By Chloe Maveal
2000AD’s San Diego Comic-Con panel “Judge Dredd: Supercop or Satire” went from good to great as the traditionally amusing panel delved into a much broader and deeper discussion of not only Judge Dredd as an example of absurdist humor, but how the character is a symbol of police fascism that is often lost on current-day readers.
Moderated by journalist Rosie Knight, panelists included fellow journalists Graeme McMillan, Joelle Monique, and The Beat’s own Ani Bundel, as well as creator and editor Christina “Steenz” Stewart, 2000AD artist I.N.G. Culbard, and Rebellion/2000AD publicist Mike Molcher.

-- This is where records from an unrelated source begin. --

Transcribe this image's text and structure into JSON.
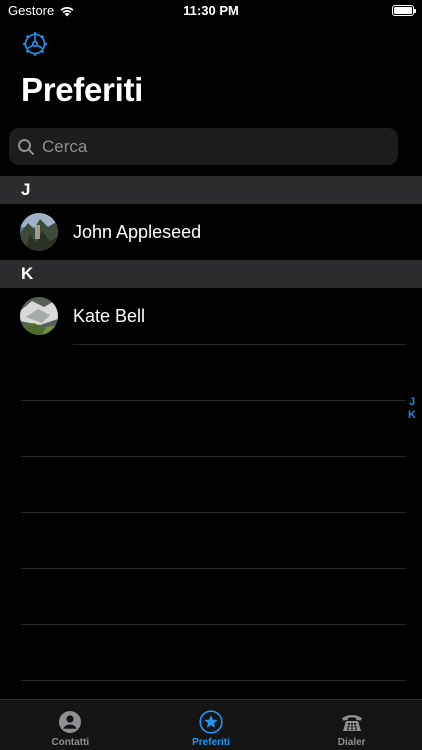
{
  "status_bar": {
    "carrier": "Gestore",
    "time": "11:30 PM"
  },
  "header": {
    "settings_icon": "gear-icon",
    "title": "Preferiti"
  },
  "search": {
    "placeholder": "Cerca",
    "value": ""
  },
  "sections": [
    {
      "letter": "J",
      "contacts": [
        {
          "name": "John Appleseed",
          "avatar": "photo-avatar"
        }
      ]
    },
    {
      "letter": "K",
      "contacts": [
        {
          "name": "Kate Bell",
          "avatar": "photo-avatar"
        }
      ]
    }
  ],
  "index": [
    "J",
    "K"
  ],
  "tabs": [
    {
      "label": "Contatti",
      "icon": "person-icon",
      "active": false
    },
    {
      "label": "Preferiti",
      "icon": "star-icon",
      "active": true
    },
    {
      "label": "Dialer",
      "icon": "phone-icon",
      "active": false
    }
  ],
  "colors": {
    "accent": "#2196f3",
    "background": "#000000",
    "section_header": "#2c2c2e",
    "search_bg": "#1c1c1e"
  }
}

Knight introduced the theme of the panel by diving into her own reasoning behind why the character is sometimes hard to interpret: “I read a lot of Judge Dredd when working at a comic shop. But also I saw that a lot of creators had worked on Dredd over the years…so it really makes a difference when you read it as to what your interaction with the comics seem to be.”
“Oh totally,” replied Steenz. “It’s all buzz words with little nuance. ‘Freedom. Justice. Law.’ What kind of law? What do you even mean? I think depending on how you read it, that can mean something different. To me, it’s absolutely ridiculous, but someone more militant might understand better.”

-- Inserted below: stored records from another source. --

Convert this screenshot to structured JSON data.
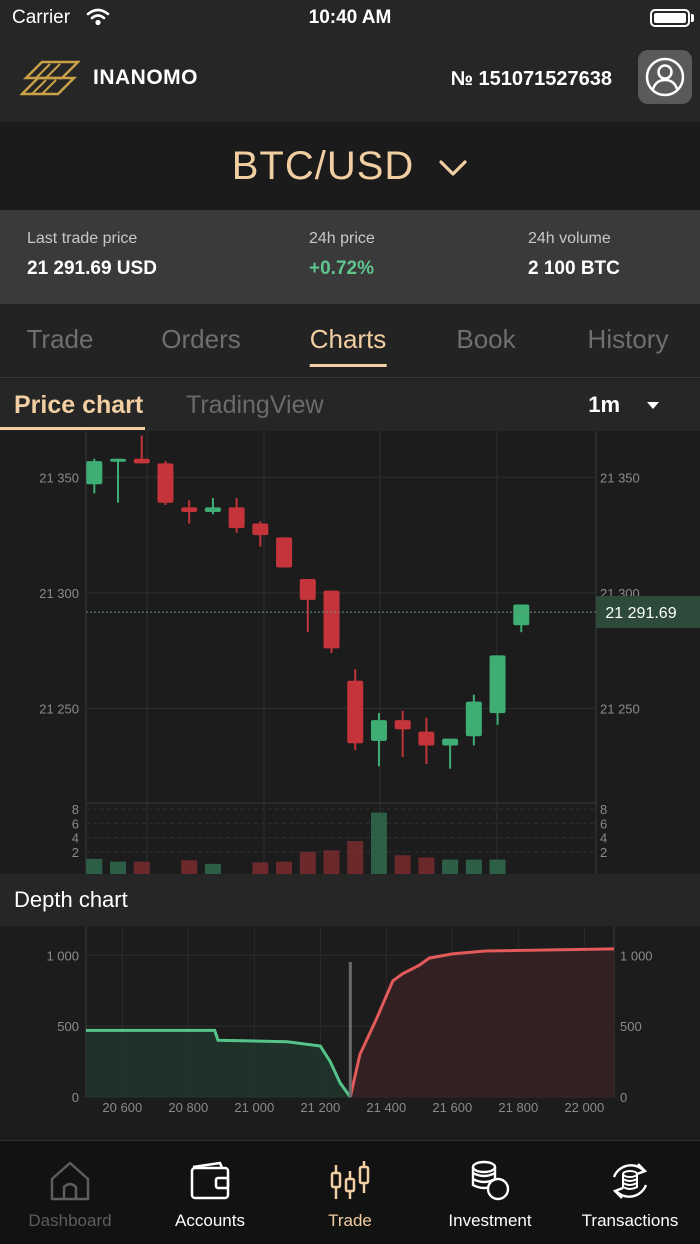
{
  "status_bar": {
    "carrier": "Carrier",
    "time": "10:40 AM"
  },
  "header": {
    "app_name": "INANOMO",
    "account_number": "№ 151071527638"
  },
  "pair": {
    "label": "BTC/USD"
  },
  "stats": [
    {
      "label": "Last trade price",
      "value": "21 291.69 USD"
    },
    {
      "label": "24h price",
      "value": "+0.72%"
    },
    {
      "label": "24h volume",
      "value": "2 100 BTC"
    }
  ],
  "tabs": [
    "Trade",
    "Orders",
    "Charts",
    "Book",
    "History"
  ],
  "active_tab": "Charts",
  "subtabs": {
    "price_chart": "Price chart",
    "tradingview": "TradingView",
    "interval": "1m"
  },
  "depth_title": "Depth chart",
  "nav": [
    {
      "label": "Dashboard",
      "icon": "home-icon"
    },
    {
      "label": "Accounts",
      "icon": "wallet-icon"
    },
    {
      "label": "Trade",
      "icon": "candlestick-icon"
    },
    {
      "label": "Investment",
      "icon": "coins-icon"
    },
    {
      "label": "Transactions",
      "icon": "refresh-coins-icon"
    }
  ],
  "colors": {
    "accent": "#f2cfa2",
    "up": "#3fae74",
    "down": "#c4343a",
    "positive_text": "#5fc58d"
  },
  "chart_data": [
    {
      "type": "candlestick",
      "title": "Price chart",
      "y_ticks": [
        "21 350",
        "21 300",
        "21 250"
      ],
      "ylim": [
        21210,
        21370
      ],
      "last_price_label": "21 291.69",
      "last_price": 21291.69,
      "candles": [
        {
          "o": 21347,
          "h": 21358,
          "l": 21343,
          "c": 21357
        },
        {
          "o": 21357,
          "h": 21358,
          "l": 21339,
          "c": 21358
        },
        {
          "o": 21358,
          "h": 21368,
          "l": 21356,
          "c": 21356
        },
        {
          "o": 21356,
          "h": 21357,
          "l": 21338,
          "c": 21339
        },
        {
          "o": 21337,
          "h": 21340,
          "l": 21330,
          "c": 21335
        },
        {
          "o": 21335,
          "h": 21341,
          "l": 21334,
          "c": 21337
        },
        {
          "o": 21337,
          "h": 21341,
          "l": 21326,
          "c": 21328
        },
        {
          "o": 21330,
          "h": 21331,
          "l": 21320,
          "c": 21325
        },
        {
          "o": 21324,
          "h": 21324,
          "l": 21311,
          "c": 21311
        },
        {
          "o": 21306,
          "h": 21306,
          "l": 21283,
          "c": 21297
        },
        {
          "o": 21301,
          "h": 21301,
          "l": 21274,
          "c": 21276
        },
        {
          "o": 21262,
          "h": 21267,
          "l": 21232,
          "c": 21235
        },
        {
          "o": 21236,
          "h": 21248,
          "l": 21225,
          "c": 21245
        },
        {
          "o": 21245,
          "h": 21249,
          "l": 21229,
          "c": 21241
        },
        {
          "o": 21240,
          "h": 21246,
          "l": 21226,
          "c": 21234
        },
        {
          "o": 21234,
          "h": 21236,
          "l": 21224,
          "c": 21237
        },
        {
          "o": 21238,
          "h": 21256,
          "l": 21234,
          "c": 21253
        },
        {
          "o": 21248,
          "h": 21273,
          "l": 21243,
          "c": 21273
        },
        {
          "o": 21286,
          "h": 21295,
          "l": 21283,
          "c": 21295
        }
      ],
      "volume_ticks": [
        "8",
        "6",
        "4",
        "2"
      ],
      "volume_ylim": [
        0,
        8
      ],
      "volumes": [
        1.0,
        0.6,
        0.6,
        0.0,
        0.8,
        0.3,
        0.0,
        0.5,
        0.6,
        2.0,
        2.2,
        3.5,
        7.5,
        1.5,
        1.2,
        0.9,
        0.9,
        0.9,
        0.0
      ]
    },
    {
      "type": "area",
      "title": "Depth chart",
      "x_ticks": [
        "20 600",
        "20 800",
        "21 000",
        "21 200",
        "21 400",
        "21 600",
        "21 800",
        "22 000"
      ],
      "x_tick_values": [
        20600,
        20800,
        21000,
        21200,
        21400,
        21600,
        21800,
        22000
      ],
      "xlim": [
        20490,
        22090
      ],
      "y_ticks": [
        "1 000",
        "500",
        "0"
      ],
      "y_tick_values": [
        1000,
        500,
        0
      ],
      "ylim": [
        0,
        1150
      ],
      "mid_price": 21291,
      "bids": {
        "x": [
          20490,
          20880,
          20890,
          21100,
          21200,
          21230,
          21260,
          21291
        ],
        "y": [
          470,
          470,
          400,
          390,
          360,
          250,
          100,
          0
        ]
      },
      "asks": {
        "x": [
          21291,
          21320,
          21370,
          21420,
          21450,
          21500,
          21530,
          21600,
          21700,
          22090
        ],
        "y": [
          0,
          300,
          550,
          820,
          870,
          930,
          980,
          1010,
          1030,
          1045
        ]
      }
    }
  ]
}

Molcher chimed in by commenting that more often than not, they don’t mean justice: “It means the authoritarian boot. You just don’t question any of it.”
“Getting the satire of Judge Dredd as a kid too quite a while for me. I’d summer in a country where they used to drag people around the streets and beat the hell out of them,” added Culbard. “But also we had a subversive view to the police over there. I can’t really translate it but, it’s ‘Smurfs’ because they were dressed in blue. So we had our way of satirizing the police that were causing all of this brutality.”
“I mean, for me as a kid it was an adventure comic. But going back and reading it now it’s actually pretty horrifying,” added McMillan.
The panel went on to discuss the nature of how various audiences can relate or find ties to Dredd as a character. “For a lot of American audiences, their first experience was the 1995 movie,” remarked Bundel. “[Sylvester] Stallone was the man who made Rambo movies and Rocky movies. He’s not exactly into the subtlety of satire. That’s what happens when you adapt these things to on-screen viewing. A lot of people look at it and say, ‘Wait…what satire?’”
With that point on the table, the panel then evolved into something surprising: the idea that satire is more difficult based on your experience with the subject being satirized. And in this case, that’s the police.
“We keep using the word ridiculous but even Garth [Ennis]’ run doesn’t actually seem that ridiculous now,” said Steenz. “I think what needs to happen is that Dredd needs to evolve so we can see from another point of view. We need to make satire of what’s happening now — which is hard to do now because 2019 is wild. But in order for it to be satire it needs to be elevated.”
A lot of the audience seemed to agree with this statement and Monique followed up by asking Molcher how 2000AD reacts when fans of the series don’t understand that it’s meant to be a satire.
“At the heart of the deal that judges offer is the question of what you’re willing to give up. That’s a question that is being asked by a lot of western governments,” said Molcher. “Satire says more about the person consuming it than it does the person who created it. So when we have those people who say that what we need right now is Judge Dredd, then that speaks a lot to the price you’re willing to pay for what you want. It’s an oppressive system who treats people lesser because they’re not privileged. That for me continues to be at the heart of why Judge Dredd is still relevant.”
“It’s been satire at some points,” said Monique. “But in reality this series is what happens when you put someone privileged in a bad neighborhood, give them a gun, and tell them to make sure people are behaving. How is that satire? I grew up seeing things like that.”
The panel came to a slow close as all panelists seemed to agree that while Judge Dredd holds its relevance as a burlesque performance of police influence, it’s time for more people to read between the lines.
“These panels are important because these are satire,” said Knight. “They’re going to go online and have their tirade over that being said, but as much as we would like to leave things up to the reader as artists, it’s our duty to explain why this is satire and why that fact is important.”